So I use the technique where it’s something I believe in and it falls, I buy it when it goes down – not all at once because the bottom can go even down. So it is [about] Stick to your high-fidelity investment.

Janet Clark: And where do investors turn to find long-term winners, and what is ‘long-term’? People have different views on this.

HIGGO OF BILLIONS: I see the long term as five to 10 years or five to 10 years প্ল plus. Because it can go even longer [with] Something smaller than this is clearly going to be instability. There are uncertain reasons, there are black swan cases. Many things can happen, [whether] For better or worse, I see this as a five-year-plus. If you look at ETFs [exchange-traded funds] You usually do well on the horizon during five years. It sometimes even exceeds some indicators or fund managers. So that’s what I take.

Janet Clark: You mentioned a bit about what FinMeUp does, but can you tell us more about our FinMeUp app and how you curate app content? You mentioned that you need to look at different voices when you are gathering information to make investment decisions, so how do you curate the content that the app offers to investors?

HIGGO OF BILLIONS: FinMeUp has been created by various industry experts in the form of তৈরি FinMeUp app content creation. So, before hiring a consultant on the FinMeUp app to create content – a variety of content, videos, podcasts, stock picks or just general notes and blogs – we first go through a verification process, making sure that the consultants are verified and that they It will create high quality content.

It’s not like Twitter, where anyone can post, for example. They need to be industry experts who will make valuable contributions to the FinMeUp platform.

And it’s a variety of content, as I mentioned, but it’s especially for retail investors who want to get an extra bit of research.

So some of our consultants take many, many hours to research a company and they post in the FinMeUp app in a very simplified format.

For example, for US Tesla shares, or for South African shareright shares, there may be a research note on one of the companies you list on the watch, and there is more and more content every day. There is also daily information, but only highlight information.

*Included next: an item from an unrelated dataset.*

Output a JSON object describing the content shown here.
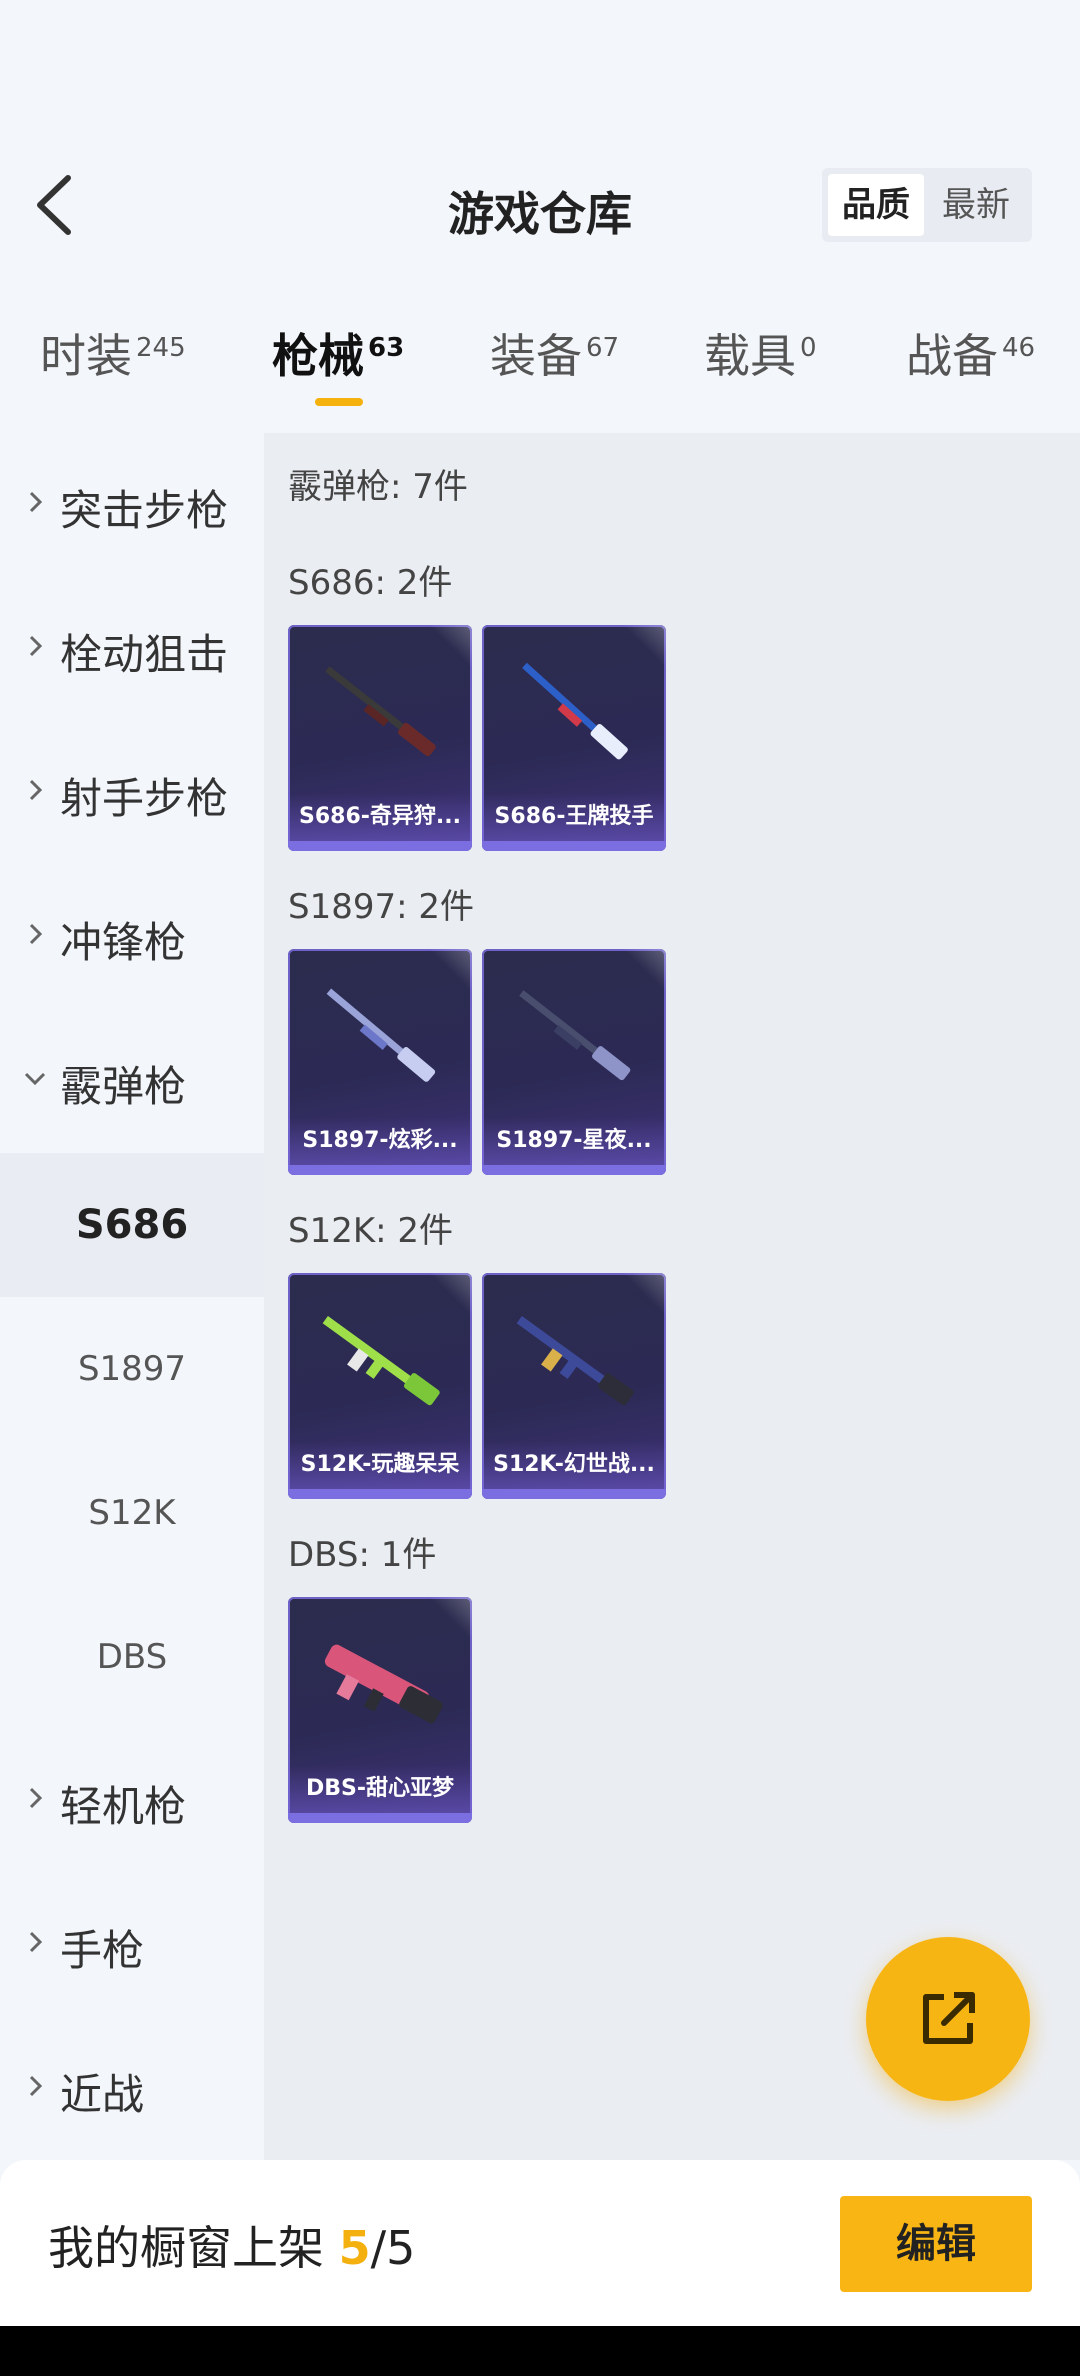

So back to the curation direction. If you go to the internet or youtube or news channel, there is a lot of content; So we only focus on providing relevant content to our users that they need to know to stay up to date and up-to-date on events – so when company executives are buying or selling large portions, or when a company releases new results. Because, if you invest in individual stocks, it’s important to stay up to date with the different companies you follow, and research from people other than yourself, because sometimes we may miss some information.

Janet Clark: And can you share some numbers? How many users do you have at the moment?

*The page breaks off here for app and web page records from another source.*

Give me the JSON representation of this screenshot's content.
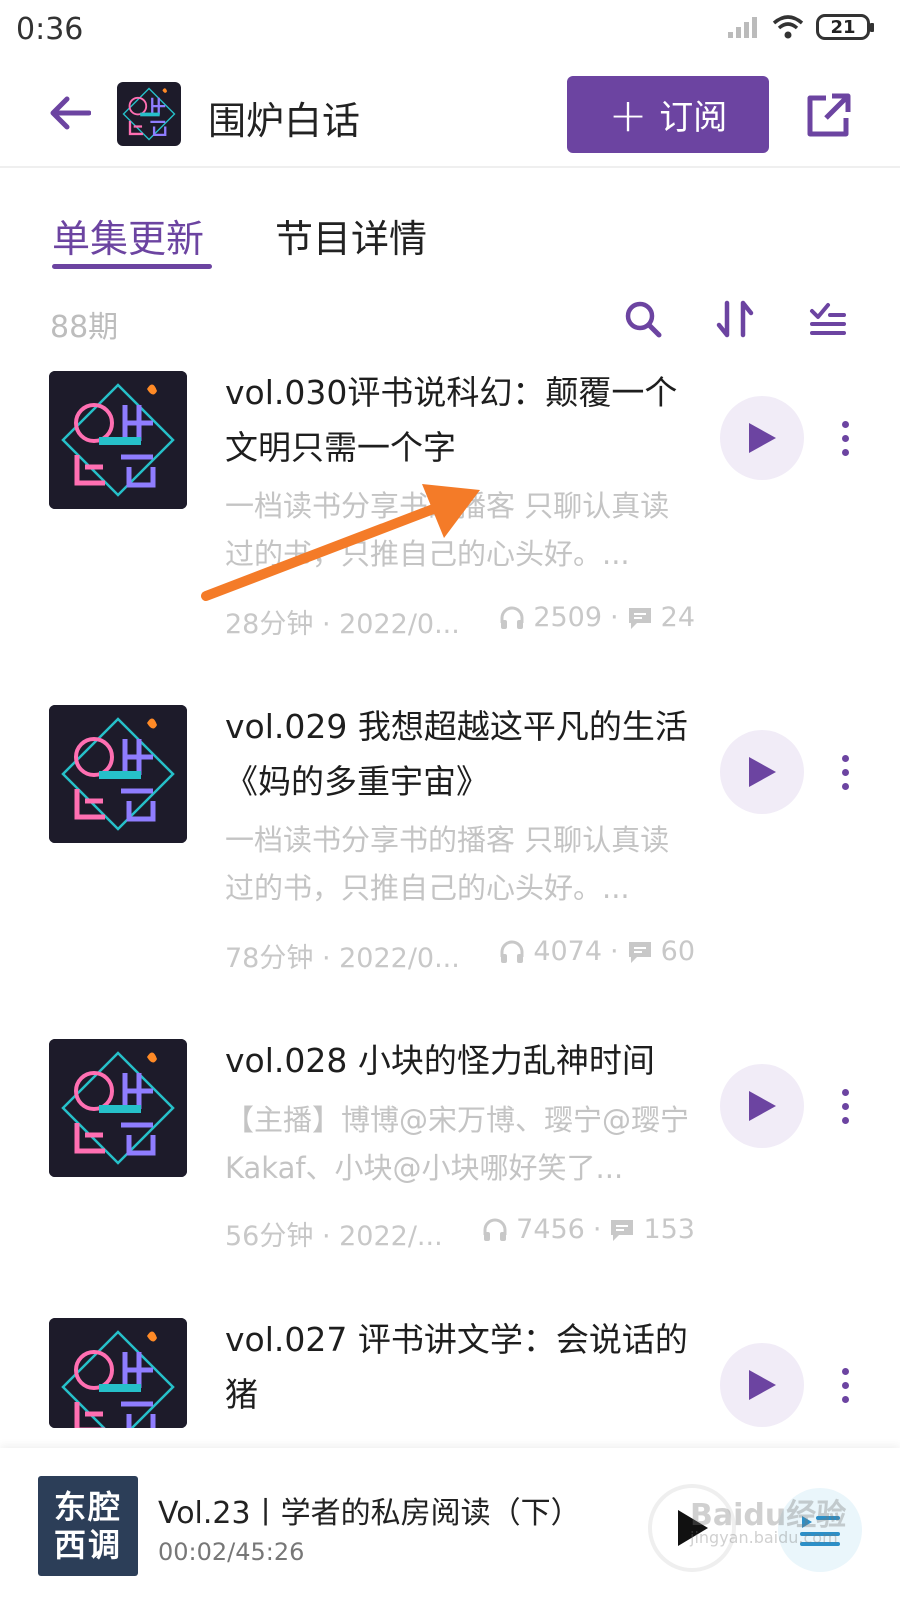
{
  "status_bar": {
    "time": "0:36",
    "battery": "21"
  },
  "header": {
    "title": "围炉白话",
    "subscribe_label": "订阅"
  },
  "tabs": [
    {
      "label": "单集更新"
    },
    {
      "label": "节目详情"
    }
  ],
  "episode_count": "88期",
  "episodes": [
    {
      "title": "vol.030评书说科幻：颠覆一个文明只需一个字",
      "description": "一档读书分享书的播客 只聊认真读过的书，只推自己的心头好。...",
      "duration_date": "28分钟 · 2022/0...",
      "plays": "2509",
      "comments": "24"
    },
    {
      "title": "vol.029 我想超越这平凡的生活《妈的多重宇宙》",
      "description": "一档读书分享书的播客 只聊认真读过的书，只推自己的心头好。...",
      "duration_date": "78分钟 · 2022/0...",
      "plays": "4074",
      "comments": "60"
    },
    {
      "title": "vol.028 小块的怪力乱神时间",
      "description": "【主播】博博@宋万博、璎宁@璎宁Kakaf、小块@小块哪好笑了...",
      "duration_date": "56分钟 · 2022/...",
      "plays": "7456",
      "comments": "153"
    },
    {
      "title": "vol.027 评书讲文学：会说话的猪",
      "description": "",
      "duration_date": "",
      "plays": "",
      "comments": ""
    }
  ],
  "player": {
    "cover_line1": "东腔",
    "cover_line2": "西调",
    "title": "Vol.23丨学者的私房阅读（下）",
    "time": "00:02/45:26",
    "progress": 0.001
  },
  "watermark": {
    "text": "Baidu经验",
    "sub": "jingyan.baidu.com"
  },
  "colors": {
    "accent": "#6c44a1",
    "annotation": "#f47b28"
  }
}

HIGGO OF BILLIONS: FinMeUp is highly community-centered. We also have a community off-app, which is now around 50,000. But in the app, the new app was launched three weeks ago, now we have about 5000 app users and it is growing day by day. The more users we have, the more consultants we add, the better the platform.

But for us it’s about creating value in everyone’s financial life in the app. As I said before, our goal is to find a way to financial freedom for our community, and all the decisions we make on a daily basis are to do just that.

Janet Clark: All the data in the world will not help investors make good decisions unless it is insightful. So, whether you feel comfortable picking stocks and funds on your own or you want to follow the guidance of an investment expert, the fact remains that it is better to do in-depth and accurate research before investing and then invest better. For the long term.

He was also the founder and CEO of Higo van Bilgen, the financial education app FinMeUp.

Brought to you by FinMeUp.

Moneyweb does not endorse any products or services advertised in our sponsored articles on our platform.

Leave a Reply

Your email address will not be published.